AIM OF THE EXERCISE: Retype the complete listing exactly as it appears.

DATA SUPPLIED:
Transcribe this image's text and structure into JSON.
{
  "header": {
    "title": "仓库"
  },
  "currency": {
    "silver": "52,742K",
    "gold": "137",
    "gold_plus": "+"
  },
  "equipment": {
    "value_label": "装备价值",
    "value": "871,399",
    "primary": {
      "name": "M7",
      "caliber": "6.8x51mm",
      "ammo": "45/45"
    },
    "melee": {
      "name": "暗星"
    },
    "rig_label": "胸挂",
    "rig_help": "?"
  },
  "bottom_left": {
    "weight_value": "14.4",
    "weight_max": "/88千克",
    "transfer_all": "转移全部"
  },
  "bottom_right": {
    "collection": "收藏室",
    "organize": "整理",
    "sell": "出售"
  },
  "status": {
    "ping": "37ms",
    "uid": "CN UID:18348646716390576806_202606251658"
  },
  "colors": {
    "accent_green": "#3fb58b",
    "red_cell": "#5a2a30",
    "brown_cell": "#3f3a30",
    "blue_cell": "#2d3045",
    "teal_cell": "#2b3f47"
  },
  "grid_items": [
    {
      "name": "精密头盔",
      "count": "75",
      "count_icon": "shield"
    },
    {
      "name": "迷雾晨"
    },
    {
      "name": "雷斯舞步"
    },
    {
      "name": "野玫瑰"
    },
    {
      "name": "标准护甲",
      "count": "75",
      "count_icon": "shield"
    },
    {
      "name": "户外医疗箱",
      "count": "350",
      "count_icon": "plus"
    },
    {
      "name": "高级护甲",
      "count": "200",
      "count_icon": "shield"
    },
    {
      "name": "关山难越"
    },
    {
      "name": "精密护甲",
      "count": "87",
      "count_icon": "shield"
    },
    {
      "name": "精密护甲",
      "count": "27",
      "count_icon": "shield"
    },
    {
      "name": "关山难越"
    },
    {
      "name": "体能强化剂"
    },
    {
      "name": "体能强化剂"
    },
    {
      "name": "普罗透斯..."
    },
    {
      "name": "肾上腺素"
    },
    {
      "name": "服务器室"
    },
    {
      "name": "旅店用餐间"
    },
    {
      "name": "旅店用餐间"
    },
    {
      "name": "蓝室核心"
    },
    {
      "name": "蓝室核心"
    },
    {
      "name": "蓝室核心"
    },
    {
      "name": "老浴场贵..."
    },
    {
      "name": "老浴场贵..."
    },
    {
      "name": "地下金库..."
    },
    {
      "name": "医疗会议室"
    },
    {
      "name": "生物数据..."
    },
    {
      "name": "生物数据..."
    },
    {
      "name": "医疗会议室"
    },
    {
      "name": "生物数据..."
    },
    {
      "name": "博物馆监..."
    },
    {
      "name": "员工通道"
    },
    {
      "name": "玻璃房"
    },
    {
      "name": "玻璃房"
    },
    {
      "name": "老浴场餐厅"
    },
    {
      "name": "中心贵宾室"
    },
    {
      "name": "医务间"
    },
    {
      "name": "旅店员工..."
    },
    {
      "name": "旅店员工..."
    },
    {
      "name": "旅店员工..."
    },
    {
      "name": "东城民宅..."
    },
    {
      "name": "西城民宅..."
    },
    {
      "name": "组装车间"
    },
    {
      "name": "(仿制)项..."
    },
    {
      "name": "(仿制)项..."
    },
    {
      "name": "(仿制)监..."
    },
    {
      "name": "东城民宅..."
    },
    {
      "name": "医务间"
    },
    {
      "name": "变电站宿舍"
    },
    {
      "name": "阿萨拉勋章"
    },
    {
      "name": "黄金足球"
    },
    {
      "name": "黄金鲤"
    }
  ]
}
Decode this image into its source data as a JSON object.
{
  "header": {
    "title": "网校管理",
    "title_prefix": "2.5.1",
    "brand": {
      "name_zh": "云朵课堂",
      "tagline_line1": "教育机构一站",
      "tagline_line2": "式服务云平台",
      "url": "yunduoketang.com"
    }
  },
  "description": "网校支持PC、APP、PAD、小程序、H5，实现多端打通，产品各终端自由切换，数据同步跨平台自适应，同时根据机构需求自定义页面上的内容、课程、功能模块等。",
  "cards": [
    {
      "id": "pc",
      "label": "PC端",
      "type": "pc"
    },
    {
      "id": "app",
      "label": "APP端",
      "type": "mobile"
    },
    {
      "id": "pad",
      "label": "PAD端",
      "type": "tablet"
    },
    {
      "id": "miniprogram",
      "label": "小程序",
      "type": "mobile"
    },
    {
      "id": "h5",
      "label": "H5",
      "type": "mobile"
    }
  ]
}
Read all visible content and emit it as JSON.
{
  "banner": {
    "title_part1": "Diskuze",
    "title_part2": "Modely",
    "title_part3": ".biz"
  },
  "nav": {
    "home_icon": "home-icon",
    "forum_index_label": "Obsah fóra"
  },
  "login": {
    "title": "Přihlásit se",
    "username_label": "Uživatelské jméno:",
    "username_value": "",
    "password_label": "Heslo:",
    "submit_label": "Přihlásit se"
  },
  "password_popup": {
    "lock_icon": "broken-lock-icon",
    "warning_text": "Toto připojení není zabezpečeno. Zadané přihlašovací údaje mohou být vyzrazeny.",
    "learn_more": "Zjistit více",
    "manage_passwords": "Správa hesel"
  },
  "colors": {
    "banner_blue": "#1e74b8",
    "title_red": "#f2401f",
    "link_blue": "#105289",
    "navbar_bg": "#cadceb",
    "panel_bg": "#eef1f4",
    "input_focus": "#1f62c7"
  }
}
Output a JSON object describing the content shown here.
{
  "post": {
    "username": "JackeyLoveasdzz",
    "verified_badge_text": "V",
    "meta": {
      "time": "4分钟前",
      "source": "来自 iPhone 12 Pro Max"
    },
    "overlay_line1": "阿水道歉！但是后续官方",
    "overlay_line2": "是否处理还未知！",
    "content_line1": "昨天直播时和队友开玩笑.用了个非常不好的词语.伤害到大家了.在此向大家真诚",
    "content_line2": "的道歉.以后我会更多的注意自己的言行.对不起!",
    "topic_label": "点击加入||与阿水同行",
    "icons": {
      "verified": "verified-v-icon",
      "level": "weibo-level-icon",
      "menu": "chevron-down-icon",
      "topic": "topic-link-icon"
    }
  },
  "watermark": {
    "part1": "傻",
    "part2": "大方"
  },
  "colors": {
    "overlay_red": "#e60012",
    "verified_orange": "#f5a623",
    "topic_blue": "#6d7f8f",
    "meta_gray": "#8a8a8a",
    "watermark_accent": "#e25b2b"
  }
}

RESULT:
Transcribe this image's text and structure into JSON.
{
  "header": {
    "title": "仓库"
  },
  "currency": {
    "silver": "52,742K",
    "gold": "137",
    "gold_plus": "+"
  },
  "equipment": {
    "value_label": "装备价值",
    "value": "871,399",
    "primary": {
      "name": "M7",
      "caliber": "6.8x51mm",
      "ammo": "45/45"
    },
    "melee": {
      "name": "暗星"
    },
    "rig_label": "胸挂",
    "rig_help": "?"
  },
  "bottom_left": {
    "weight_value": "14.4",
    "weight_max": "/88千克",
    "transfer_all": "转移全部"
  },
  "bottom_right": {
    "collection": "收藏室",
    "organize": "整理",
    "sell": "出售"
  },
  "status": {
    "ping": "37ms",
    "uid": "CN UID:18348646716390576806_202606251658"
  },
  "colors": {
    "accent_green": "#3fb58b",
    "red_cell": "#5a2a30",
    "brown_cell": "#3f3a30",
    "blue_cell": "#2d3045",
    "teal_cell": "#2b3f47"
  },
  "grid_items": [
    {
      "name": "精密头盔",
      "count": "75",
      "count_icon": "shield"
    },
    {
      "name": "迷雾晨"
    },
    {
      "name": "雷斯舞步"
    },
    {
      "name": "野玫瑰"
    },
    {
      "name": "标准护甲",
      "count": "75",
      "count_icon": "shield"
    },
    {
      "name": "户外医疗箱",
      "count": "350",
      "count_icon": "plus"
    },
    {
      "name": "高级护甲",
      "count": "200",
      "count_icon": "shield"
    },
    {
      "name": "关山难越"
    },
    {
      "name": "精密护甲",
      "count": "87",
      "count_icon": "shield"
    },
    {
      "name": "精密护甲",
      "count": "27",
      "count_icon": "shield"
    },
    {
      "name": "关山难越"
    },
    {
      "name": "体能强化剂"
    },
    {
      "name": "体能强化剂"
    },
    {
      "name": "普罗透斯..."
    },
    {
      "name": "肾上腺素"
    },
    {
      "name": "服务器室"
    },
    {
      "name": "旅店用餐间"
    },
    {
      "name": "旅店用餐间"
    },
    {
      "name": "蓝室核心"
    },
    {
      "name": "蓝室核心"
    },
    {
      "name": "蓝室核心"
    },
    {
      "name": "老浴场贵..."
    },
    {
      "name": "老浴场贵..."
    },
    {
      "name": "地下金库..."
    },
    {
      "name": "医疗会议室"
    },
    {
      "name": "生物数据..."
    },
    {
      "name": "生物数据..."
    },
    {
      "name": "医疗会议室"
    },
    {
      "name": "生物数据..."
    },
    {
      "name": "博物馆监..."
    },
    {
      "name": "员工通道"
    },
    {
      "name": "玻璃房"
    },
    {
      "name": "玻璃房"
    },
    {
      "name": "老浴场餐厅"
    },
    {
      "name": "中心贵宾室"
    },
    {
      "name": "医务间"
    },
    {
      "name": "旅店员工..."
    },
    {
      "name": "旅店员工..."
    },
    {
      "name": "旅店员工..."
    },
    {
      "name": "东城民宅..."
    },
    {
      "name": "西城民宅..."
    },
    {
      "name": "组装车间"
    },
    {
      "name": "(仿制)项..."
    },
    {
      "name": "(仿制)项..."
    },
    {
      "name": "(仿制)监..."
    },
    {
      "name": "东城民宅..."
    },
    {
      "name": "医务间"
    },
    {
      "name": "变电站宿舍"
    },
    {
      "name": "阿萨拉勋章"
    },
    {
      "name": "黄金足球"
    },
    {
      "name": "黄金鲤"
    }
  ]
}
Decode this image into its source data as a JSON object.
{
  "header": {
    "title": "网校管理",
    "title_prefix": "2.5.1",
    "brand": {
      "name_zh": "云朵课堂",
      "tagline_line1": "教育机构一站",
      "tagline_line2": "式服务云平台",
      "url": "yunduoketang.com"
    }
  },
  "description": "网校支持PC、APP、PAD、小程序、H5，实现多端打通，产品各终端自由切换，数据同步跨平台自适应，同时根据机构需求自定义页面上的内容、课程、功能模块等。",
  "cards": [
    {
      "id": "pc",
      "label": "PC端",
      "type": "pc"
    },
    {
      "id": "app",
      "label": "APP端",
      "type": "mobile"
    },
    {
      "id": "pad",
      "label": "PAD端",
      "type": "tablet"
    },
    {
      "id": "miniprogram",
      "label": "小程序",
      "type": "mobile"
    },
    {
      "id": "h5",
      "label": "H5",
      "type": "mobile"
    }
  ]
}
Read all visible content and emit it as JSON.
{
  "banner": {
    "title_part1": "Diskuze",
    "title_part2": "Modely",
    "title_part3": ".biz"
  },
  "nav": {
    "home_icon": "home-icon",
    "forum_index_label": "Obsah fóra"
  },
  "login": {
    "title": "Přihlásit se",
    "username_label": "Uživatelské jméno:",
    "username_value": "",
    "password_label": "Heslo:",
    "submit_label": "Přihlásit se"
  },
  "password_popup": {
    "lock_icon": "broken-lock-icon",
    "warning_text": "Toto připojení není zabezpečeno. Zadané přihlašovací údaje mohou být vyzrazeny.",
    "learn_more": "Zjistit více",
    "manage_passwords": "Správa hesel"
  },
  "colors": {
    "banner_blue": "#1e74b8",
    "title_red": "#f2401f",
    "link_blue": "#105289",
    "navbar_bg": "#cadceb",
    "panel_bg": "#eef1f4",
    "input_focus": "#1f62c7"
  }
}
Output a JSON object describing the content shown here.
{
  "post": {
    "username": "JackeyLoveasdzz",
    "verified_badge_text": "V",
    "meta": {
      "time": "4分钟前",
      "source": "来自 iPhone 12 Pro Max"
    },
    "overlay_line1": "阿水道歉！但是后续官方",
    "overlay_line2": "是否处理还未知！",
    "content_line1": "昨天直播时和队友开玩笑.用了个非常不好的词语.伤害到大家了.在此向大家真诚",
    "content_line2": "的道歉.以后我会更多的注意自己的言行.对不起!",
    "topic_label": "点击加入||与阿水同行",
    "icons": {
      "verified": "verified-v-icon",
      "level": "weibo-level-icon",
      "menu": "chevron-down-icon",
      "topic": "topic-link-icon"
    }
  },
  "watermark": {
    "part1": "傻",
    "part2": "大方"
  },
  "colors": {
    "overlay_red": "#e60012",
    "verified_orange": "#f5a623",
    "topic_blue": "#6d7f8f",
    "meta_gray": "#8a8a8a",
    "watermark_accent": "#e25b2b"
  }
}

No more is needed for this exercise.